*Brief:* Output every entry exactly as written, but omit the pictures.

*Data for the task:*
+ + + + +
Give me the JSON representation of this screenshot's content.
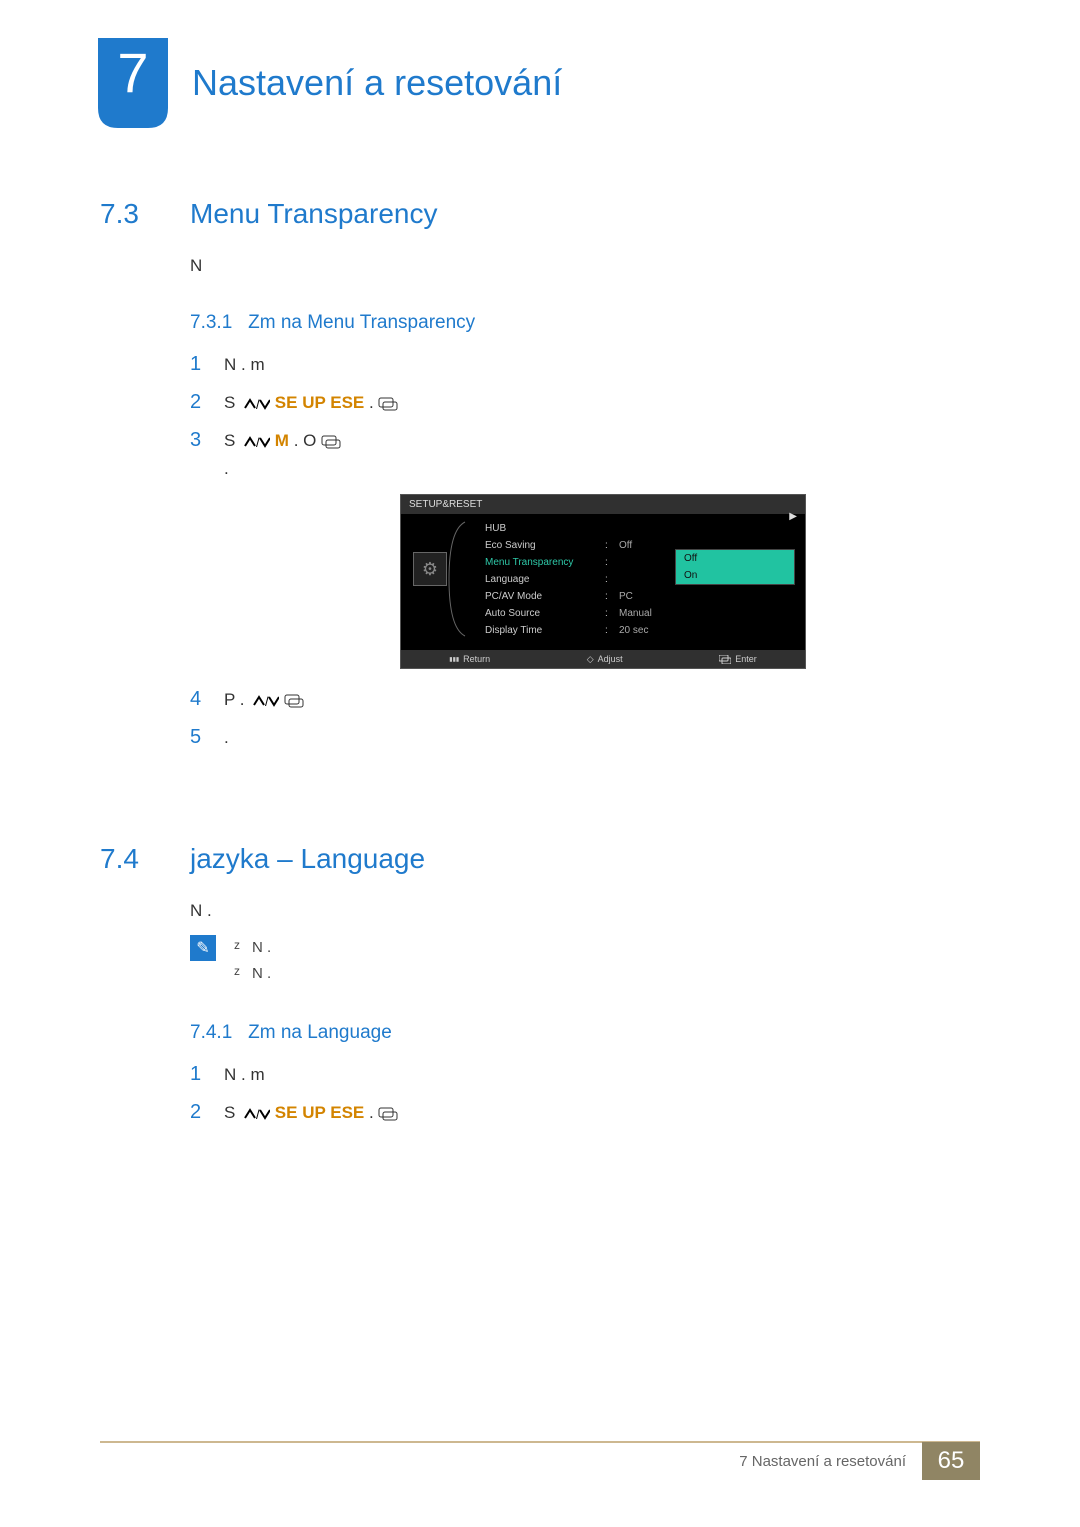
{
  "header": {
    "chapter_number": "7",
    "chapter_title": "Nastavení a resetování"
  },
  "section1": {
    "num": "7.3",
    "title": "Menu Transparency",
    "intro": "N",
    "subsection": {
      "num": "7.3.1",
      "title": "Zm na Menu Transparency"
    },
    "step1_text": "N     .                              m",
    "step2_prefix": "S             ",
    "step2_mid": "                               ",
    "step2_hl": "SE UP  ESE",
    "step2_suffix": "             .      ",
    "step3_prefix": "S             ",
    "step3_mid": "                               ",
    "step3_hl": "M",
    "step3_suffix": "                                    . O     ",
    "step3_line2": ".",
    "step4_prefix": "P               .  ",
    "step4_suffix": "                                                                    ",
    "step5_text": "   ."
  },
  "osd": {
    "title": "SETUP&RESET",
    "rows": {
      "hub": "HUB",
      "eco": "Eco Saving",
      "eco_val": "Off",
      "menu_transparency": "Menu Transparency",
      "language": "Language",
      "pcav": "PC/AV Mode",
      "pcav_val": "PC",
      "auto_source": "Auto Source",
      "auto_source_val": "Manual",
      "display_time": "Display Time",
      "display_time_val": "20 sec"
    },
    "dropdown": {
      "off": "Off",
      "on": "On"
    },
    "footer": {
      "return": "Return",
      "adjust": "Adjust",
      "enter": "Enter"
    }
  },
  "section2": {
    "num": "7.4",
    "title": "jazyka – Language",
    "intro": "N  .",
    "bullet1": "N      .",
    "bullet2": "N    .",
    "subsection": {
      "num": "7.4.1",
      "title": "Zm na Language"
    },
    "step1_text": "N     .                              m",
    "step2_prefix": "S             ",
    "step2_mid": "                               ",
    "step2_hl": "SE UP  ESE",
    "step2_suffix": "             .      "
  },
  "footer": {
    "label": "7 Nastavení a resetování",
    "page": "65"
  }
}
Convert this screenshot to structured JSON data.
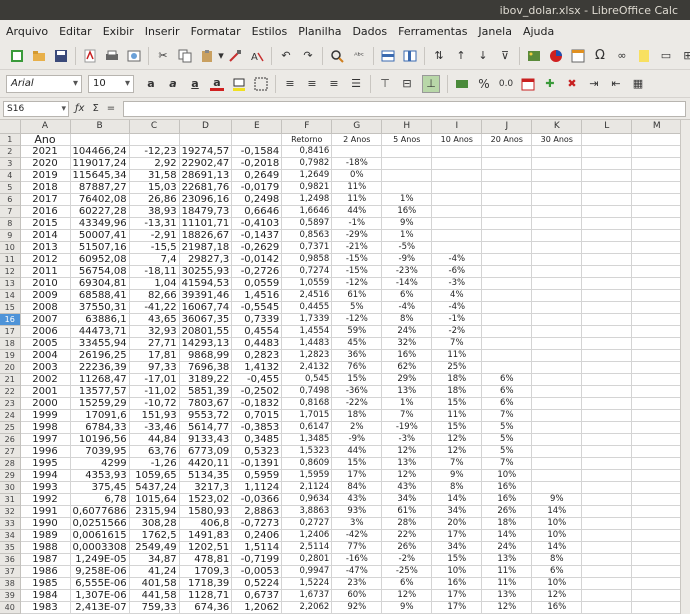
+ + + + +
*Solved exercise:*
Give me the JSON representation of this screenshot's content.
{
  "header": {
    "chapter_number": "7",
    "chapter_title": "Nastavení a resetování"
  },
  "section1": {
    "num": "7.3",
    "title": "Menu Transparency",
    "intro": "N",
    "subsection": {
      "num": "7.3.1",
      "title": "Zm na Menu Transparency"
    },
    "step1_text": "N     .                              m",
    "step2_prefix": "S             ",
    "step2_mid": "                               ",
    "step2_hl": "SE UP  ESE",
    "step2_suffix": "             .      ",
    "step3_prefix": "S             ",
    "step3_mid": "                               ",
    "step3_hl": "M",
    "step3_suffix": "                                    . O     ",
    "step3_line2": ".",
    "step4_prefix": "P               .  ",
    "step4_suffix": "                                                                    ",
    "step5_text": "   ."
  },
  "osd": {
    "title": "SETUP&RESET",
    "rows": {
      "hub": "HUB",
      "eco": "Eco Saving",
      "eco_val": "Off",
      "menu_transparency": "Menu Transparency",
      "language": "Language",
      "pcav": "PC/AV Mode",
      "pcav_val": "PC",
      "auto_source": "Auto Source",
      "auto_source_val": "Manual",
      "display_time": "Display Time",
      "display_time_val": "20 sec"
    },
    "dropdown": {
      "off": "Off",
      "on": "On"
    },
    "footer": {
      "return": "Return",
      "adjust": "Adjust",
      "enter": "Enter"
    }
  },
  "section2": {
    "num": "7.4",
    "title": "jazyka – Language",
    "intro": "N  .",
    "bullet1": "N      .",
    "bullet2": "N    .",
    "subsection": {
      "num": "7.4.1",
      "title": "Zm na Language"
    },
    "step1_text": "N     .                              m",
    "step2_prefix": "S             ",
    "step2_mid": "                               ",
    "step2_hl": "SE UP  ESE",
    "step2_suffix": "             .      "
  },
  "footer": {
    "label": "7 Nastavení a resetování",
    "page": "65"
  }
}
Convert this screenshot to structured JSON data.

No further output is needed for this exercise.